> SOURCE DATA
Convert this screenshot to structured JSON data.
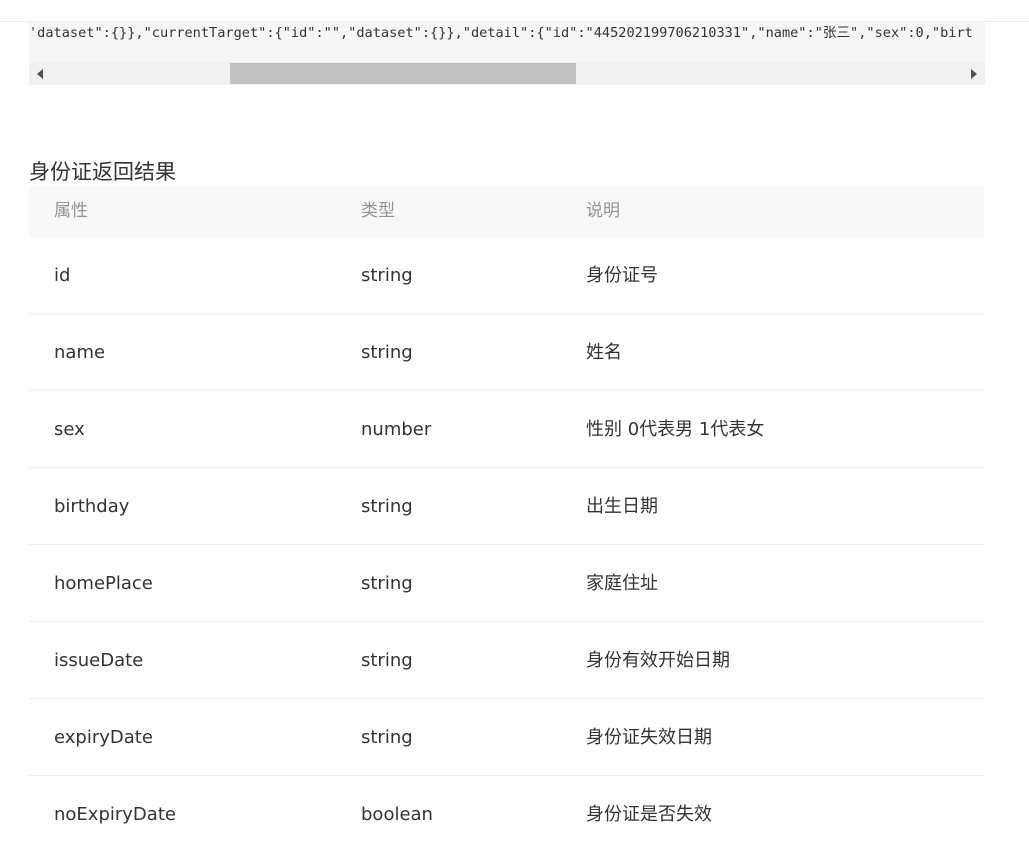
{
  "code_block": {
    "line": "'dataset\":{}},\"currentTarget\":{\"id\":\"\",\"dataset\":{}},\"detail\":{\"id\":\"445202199706210331\",\"name\":\"张三\",\"sex\":0,\"birt"
  },
  "section": {
    "title": "身份证返回结果"
  },
  "table": {
    "headers": [
      "属性",
      "类型",
      "说明"
    ],
    "rows": [
      {
        "prop": "id",
        "type": "string",
        "desc": "身份证号"
      },
      {
        "prop": "name",
        "type": "string",
        "desc": "姓名"
      },
      {
        "prop": "sex",
        "type": "number",
        "desc": "性别 0代表男 1代表女"
      },
      {
        "prop": "birthday",
        "type": "string",
        "desc": "出生日期"
      },
      {
        "prop": "homePlace",
        "type": "string",
        "desc": "家庭住址"
      },
      {
        "prop": "issueDate",
        "type": "string",
        "desc": "身份有效开始日期"
      },
      {
        "prop": "expiryDate",
        "type": "string",
        "desc": "身份证失效日期"
      },
      {
        "prop": "noExpiryDate",
        "type": "boolean",
        "desc": "身份证是否失效"
      }
    ]
  },
  "colors": {
    "header_bg": "#f8f8f9",
    "header_text": "#909399",
    "row_border": "#ebeef5",
    "code_bg": "#f6f6f6",
    "scroll_thumb": "#c1c1c1"
  }
}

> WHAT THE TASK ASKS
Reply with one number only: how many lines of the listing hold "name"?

> SOLUTION FOR THIS PROBLEM
2